== Required work ==
The result should be every line in the data below that carries the string "attribution".

====== Data for review

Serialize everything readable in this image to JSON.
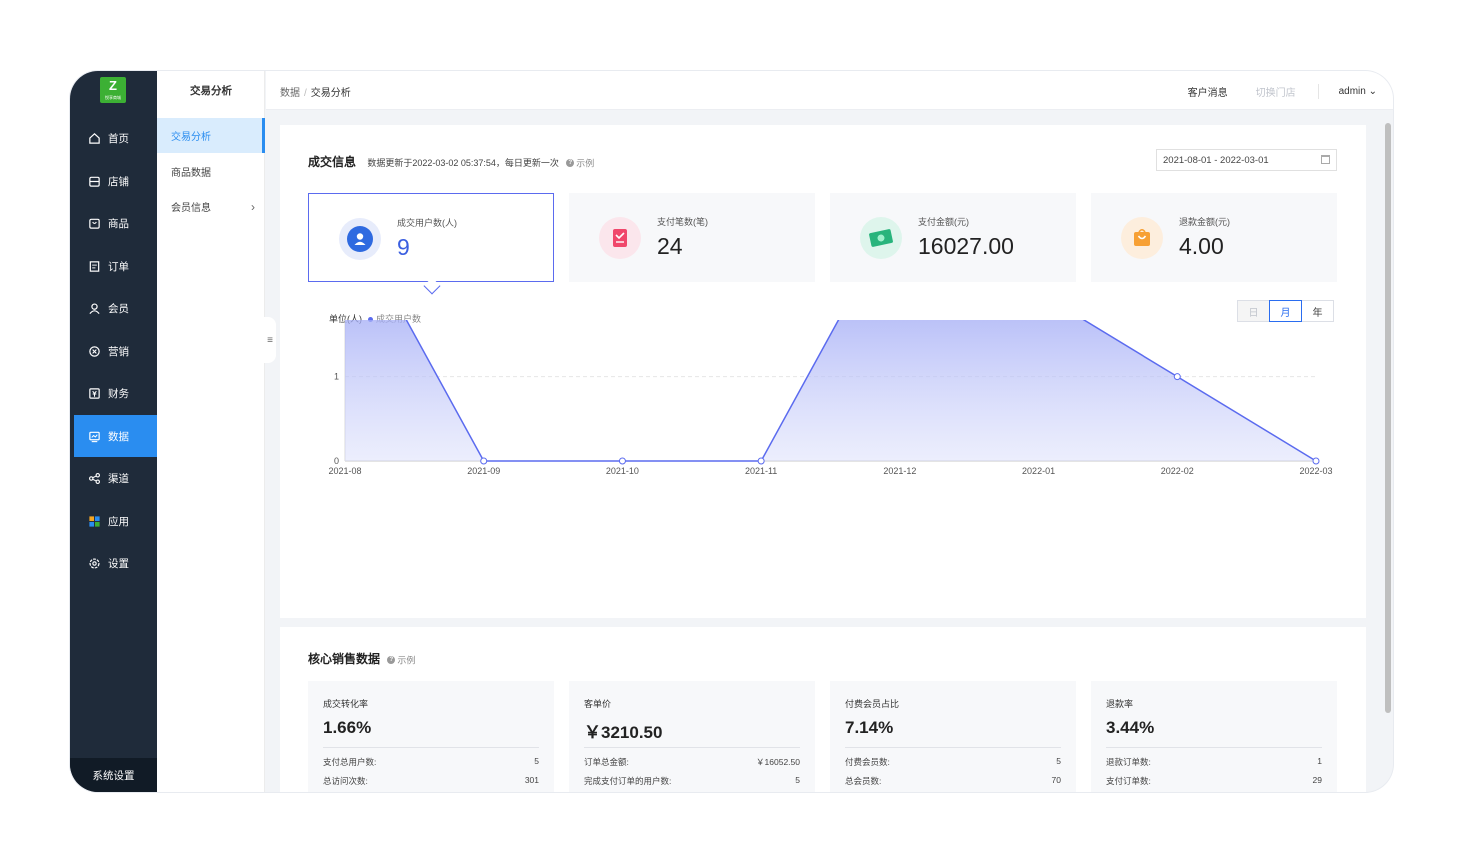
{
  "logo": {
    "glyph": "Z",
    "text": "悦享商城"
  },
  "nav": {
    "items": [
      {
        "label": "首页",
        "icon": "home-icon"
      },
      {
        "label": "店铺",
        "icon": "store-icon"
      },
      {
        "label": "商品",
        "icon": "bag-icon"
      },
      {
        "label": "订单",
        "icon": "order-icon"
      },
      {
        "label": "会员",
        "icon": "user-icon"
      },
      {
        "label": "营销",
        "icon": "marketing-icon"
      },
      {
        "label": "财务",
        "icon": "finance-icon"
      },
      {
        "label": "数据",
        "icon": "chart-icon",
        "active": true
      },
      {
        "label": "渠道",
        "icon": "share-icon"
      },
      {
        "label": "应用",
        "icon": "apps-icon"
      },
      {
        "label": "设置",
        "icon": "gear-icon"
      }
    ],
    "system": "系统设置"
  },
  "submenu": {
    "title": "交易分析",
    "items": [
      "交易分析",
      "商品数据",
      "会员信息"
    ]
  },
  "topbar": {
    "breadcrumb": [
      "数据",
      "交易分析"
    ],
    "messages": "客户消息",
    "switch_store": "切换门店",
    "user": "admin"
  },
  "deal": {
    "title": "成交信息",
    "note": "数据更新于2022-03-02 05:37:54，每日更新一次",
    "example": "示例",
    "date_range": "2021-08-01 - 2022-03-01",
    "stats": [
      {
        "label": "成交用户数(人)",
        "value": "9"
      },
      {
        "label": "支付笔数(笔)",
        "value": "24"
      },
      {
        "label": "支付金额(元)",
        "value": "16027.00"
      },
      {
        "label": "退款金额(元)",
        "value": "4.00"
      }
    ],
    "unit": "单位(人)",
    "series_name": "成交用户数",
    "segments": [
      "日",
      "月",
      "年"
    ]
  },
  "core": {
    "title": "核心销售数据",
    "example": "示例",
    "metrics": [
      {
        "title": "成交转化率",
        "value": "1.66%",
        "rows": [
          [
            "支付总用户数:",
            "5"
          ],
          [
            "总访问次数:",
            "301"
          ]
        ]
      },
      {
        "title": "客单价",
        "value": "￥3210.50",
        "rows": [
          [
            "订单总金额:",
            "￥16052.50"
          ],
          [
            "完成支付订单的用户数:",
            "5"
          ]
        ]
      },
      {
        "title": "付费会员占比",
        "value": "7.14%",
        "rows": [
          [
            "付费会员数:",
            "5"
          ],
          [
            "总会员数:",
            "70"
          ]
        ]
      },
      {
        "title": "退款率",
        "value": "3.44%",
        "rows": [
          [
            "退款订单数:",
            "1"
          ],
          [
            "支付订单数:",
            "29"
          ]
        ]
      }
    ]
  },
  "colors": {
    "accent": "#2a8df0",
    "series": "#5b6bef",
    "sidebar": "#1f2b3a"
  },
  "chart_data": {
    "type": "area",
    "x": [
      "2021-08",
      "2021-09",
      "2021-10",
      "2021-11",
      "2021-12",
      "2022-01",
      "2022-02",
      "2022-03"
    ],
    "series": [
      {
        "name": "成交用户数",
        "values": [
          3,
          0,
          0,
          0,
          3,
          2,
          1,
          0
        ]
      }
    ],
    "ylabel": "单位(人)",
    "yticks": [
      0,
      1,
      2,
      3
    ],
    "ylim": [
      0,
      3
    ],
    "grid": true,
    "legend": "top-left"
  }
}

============
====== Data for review

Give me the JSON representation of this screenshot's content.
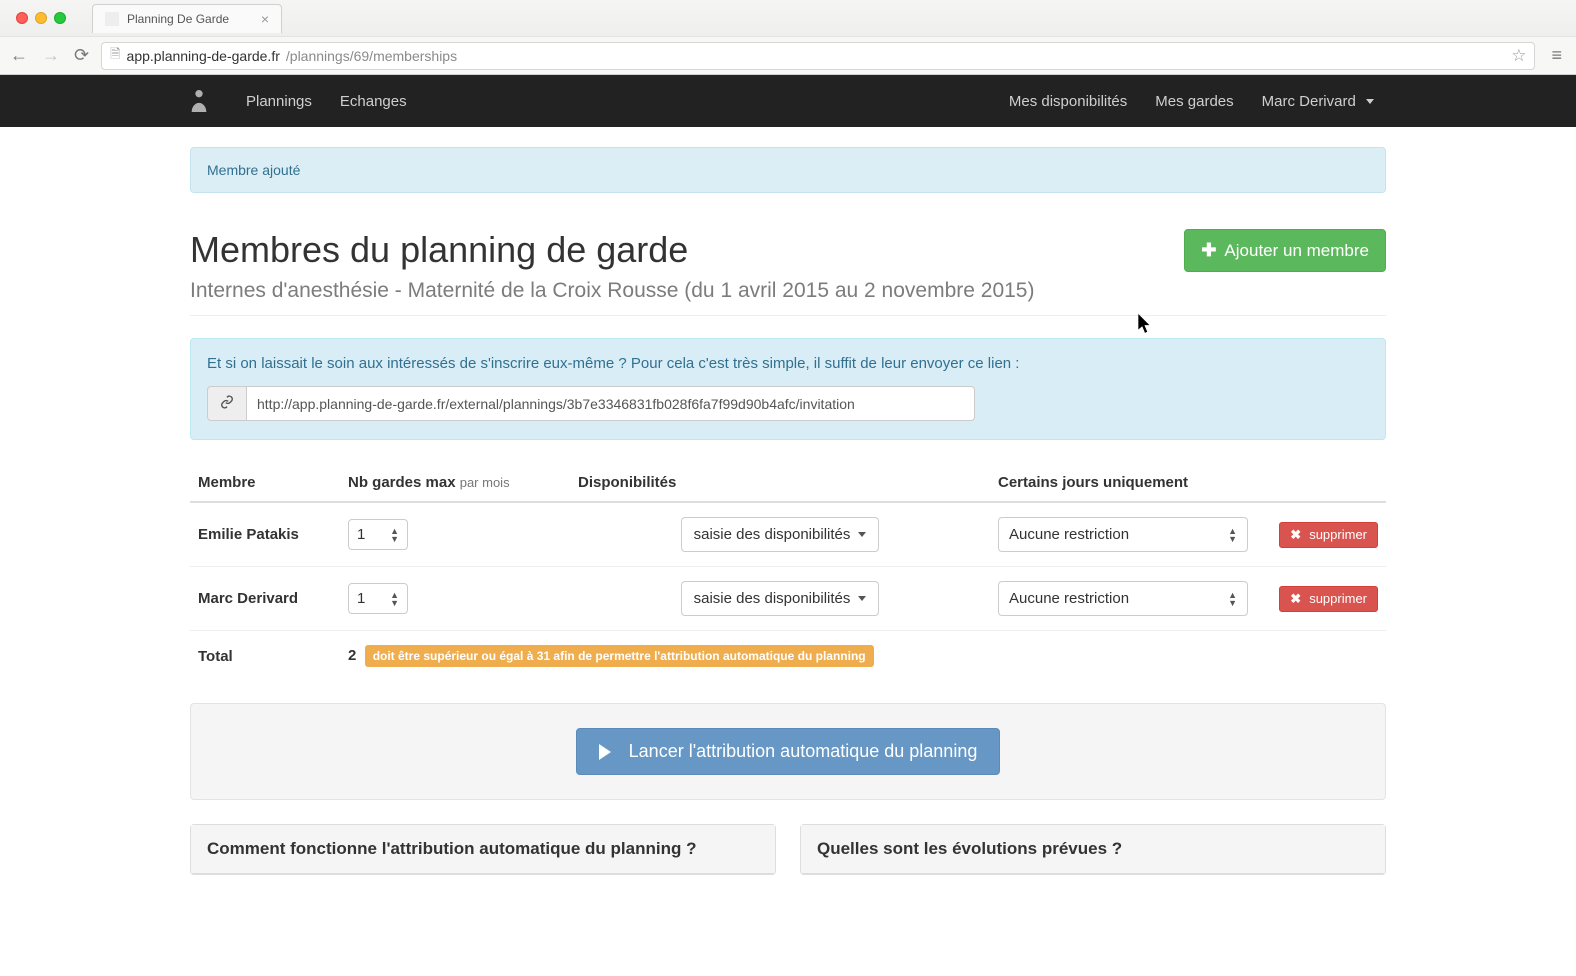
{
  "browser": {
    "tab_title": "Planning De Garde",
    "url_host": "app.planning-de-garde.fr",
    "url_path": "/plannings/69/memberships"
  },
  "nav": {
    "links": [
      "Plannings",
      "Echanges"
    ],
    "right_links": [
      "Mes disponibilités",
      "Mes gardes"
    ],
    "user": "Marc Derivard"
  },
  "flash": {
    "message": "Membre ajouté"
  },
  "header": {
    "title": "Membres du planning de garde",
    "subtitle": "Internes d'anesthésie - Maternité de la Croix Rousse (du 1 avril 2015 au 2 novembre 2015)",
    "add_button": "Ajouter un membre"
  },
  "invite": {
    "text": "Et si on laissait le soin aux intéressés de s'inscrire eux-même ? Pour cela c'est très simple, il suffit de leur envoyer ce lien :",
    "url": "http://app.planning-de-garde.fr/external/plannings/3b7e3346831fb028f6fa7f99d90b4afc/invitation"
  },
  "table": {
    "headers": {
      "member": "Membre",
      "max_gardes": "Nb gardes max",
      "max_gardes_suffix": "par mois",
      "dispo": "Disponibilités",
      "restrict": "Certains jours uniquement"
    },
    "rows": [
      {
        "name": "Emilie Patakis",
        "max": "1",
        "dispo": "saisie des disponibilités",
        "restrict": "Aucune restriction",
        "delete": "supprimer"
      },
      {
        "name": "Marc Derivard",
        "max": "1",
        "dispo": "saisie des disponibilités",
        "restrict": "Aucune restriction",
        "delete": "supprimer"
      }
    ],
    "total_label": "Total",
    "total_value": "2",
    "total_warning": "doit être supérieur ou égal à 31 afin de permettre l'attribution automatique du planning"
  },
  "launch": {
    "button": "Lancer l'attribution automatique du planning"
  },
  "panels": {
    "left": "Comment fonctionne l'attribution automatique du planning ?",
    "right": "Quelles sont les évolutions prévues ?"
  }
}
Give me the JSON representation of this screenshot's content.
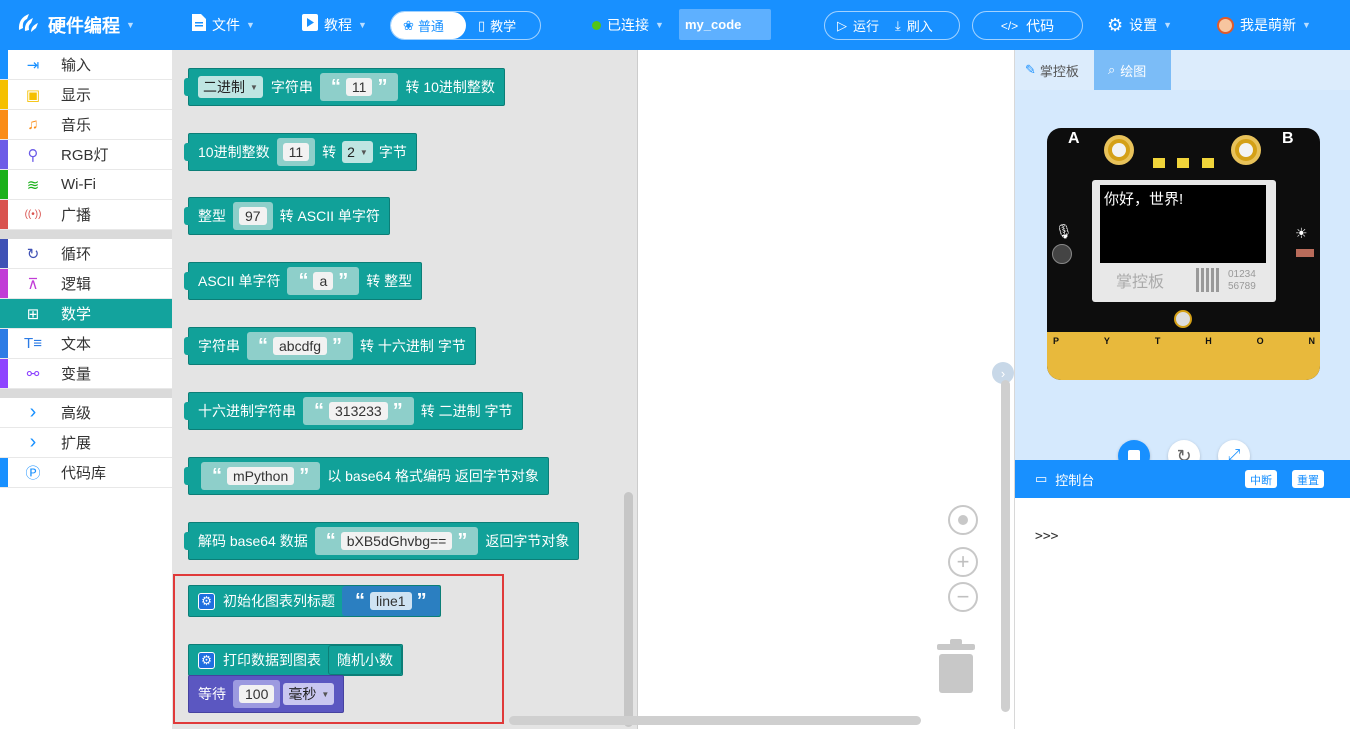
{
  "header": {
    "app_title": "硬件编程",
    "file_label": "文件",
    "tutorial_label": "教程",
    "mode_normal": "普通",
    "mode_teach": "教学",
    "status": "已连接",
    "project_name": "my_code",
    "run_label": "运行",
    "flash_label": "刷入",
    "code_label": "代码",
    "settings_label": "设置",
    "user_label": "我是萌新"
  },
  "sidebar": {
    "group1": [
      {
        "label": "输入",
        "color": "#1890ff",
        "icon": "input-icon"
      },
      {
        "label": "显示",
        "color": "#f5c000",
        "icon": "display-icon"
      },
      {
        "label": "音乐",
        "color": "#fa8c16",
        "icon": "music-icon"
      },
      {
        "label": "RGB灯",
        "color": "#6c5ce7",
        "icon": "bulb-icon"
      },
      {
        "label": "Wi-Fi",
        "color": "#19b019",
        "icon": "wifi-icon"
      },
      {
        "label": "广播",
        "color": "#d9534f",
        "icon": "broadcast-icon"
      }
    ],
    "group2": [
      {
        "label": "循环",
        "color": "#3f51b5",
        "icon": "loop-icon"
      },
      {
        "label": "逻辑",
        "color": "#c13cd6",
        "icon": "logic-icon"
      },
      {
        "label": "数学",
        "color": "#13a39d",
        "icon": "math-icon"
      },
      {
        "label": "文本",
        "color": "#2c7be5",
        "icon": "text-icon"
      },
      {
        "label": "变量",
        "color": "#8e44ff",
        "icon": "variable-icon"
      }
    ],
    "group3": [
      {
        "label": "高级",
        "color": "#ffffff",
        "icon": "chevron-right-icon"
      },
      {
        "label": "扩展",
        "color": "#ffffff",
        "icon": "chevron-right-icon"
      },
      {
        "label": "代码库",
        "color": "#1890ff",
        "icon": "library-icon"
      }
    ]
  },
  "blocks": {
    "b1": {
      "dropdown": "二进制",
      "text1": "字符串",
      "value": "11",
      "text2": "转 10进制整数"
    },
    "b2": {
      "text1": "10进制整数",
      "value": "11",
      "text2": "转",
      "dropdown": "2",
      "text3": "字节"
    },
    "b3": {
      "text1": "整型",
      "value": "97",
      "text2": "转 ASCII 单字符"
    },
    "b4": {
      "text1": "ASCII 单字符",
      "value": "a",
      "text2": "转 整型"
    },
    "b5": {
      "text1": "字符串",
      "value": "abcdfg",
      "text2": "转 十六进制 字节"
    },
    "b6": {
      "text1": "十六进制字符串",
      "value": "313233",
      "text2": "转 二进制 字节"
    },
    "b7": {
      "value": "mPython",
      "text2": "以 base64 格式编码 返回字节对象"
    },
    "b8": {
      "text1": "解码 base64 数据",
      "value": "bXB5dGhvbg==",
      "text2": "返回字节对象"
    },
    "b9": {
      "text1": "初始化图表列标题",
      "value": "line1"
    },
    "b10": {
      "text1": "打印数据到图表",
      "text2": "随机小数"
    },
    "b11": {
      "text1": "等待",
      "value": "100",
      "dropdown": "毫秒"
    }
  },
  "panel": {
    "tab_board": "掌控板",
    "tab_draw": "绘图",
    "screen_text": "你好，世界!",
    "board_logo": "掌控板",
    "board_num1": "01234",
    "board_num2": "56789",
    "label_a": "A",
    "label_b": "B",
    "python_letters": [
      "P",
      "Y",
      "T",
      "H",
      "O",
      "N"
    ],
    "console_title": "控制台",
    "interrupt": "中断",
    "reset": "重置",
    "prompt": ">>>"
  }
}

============
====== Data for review

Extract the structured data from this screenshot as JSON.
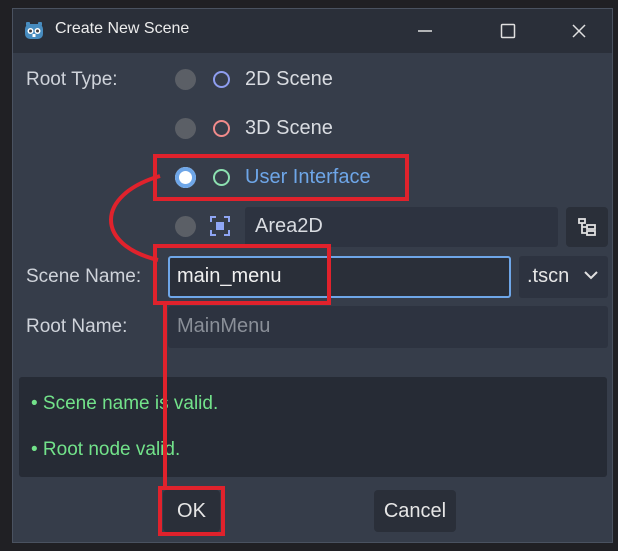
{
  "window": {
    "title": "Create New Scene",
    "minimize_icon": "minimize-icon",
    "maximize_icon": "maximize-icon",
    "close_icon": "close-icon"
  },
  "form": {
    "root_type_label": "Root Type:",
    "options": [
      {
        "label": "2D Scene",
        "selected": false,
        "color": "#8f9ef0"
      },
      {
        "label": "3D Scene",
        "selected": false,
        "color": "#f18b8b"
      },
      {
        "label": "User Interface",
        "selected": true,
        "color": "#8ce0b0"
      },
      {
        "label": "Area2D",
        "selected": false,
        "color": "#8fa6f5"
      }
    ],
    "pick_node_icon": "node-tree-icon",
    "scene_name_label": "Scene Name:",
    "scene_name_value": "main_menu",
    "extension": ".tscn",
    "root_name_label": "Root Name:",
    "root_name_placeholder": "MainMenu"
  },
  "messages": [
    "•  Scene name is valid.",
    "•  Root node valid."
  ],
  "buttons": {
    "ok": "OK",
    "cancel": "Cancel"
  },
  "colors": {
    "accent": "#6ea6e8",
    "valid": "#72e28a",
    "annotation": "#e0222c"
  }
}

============

== Your response ==
    "total_warning": "doit être supérieur ou égal à 31 afin de permettre l'attribution automatique du planning"
    "button": "Lancer l'attribution automatique du planning"
    "left": "Comment fonctionne l'attribution automatique du planning ?",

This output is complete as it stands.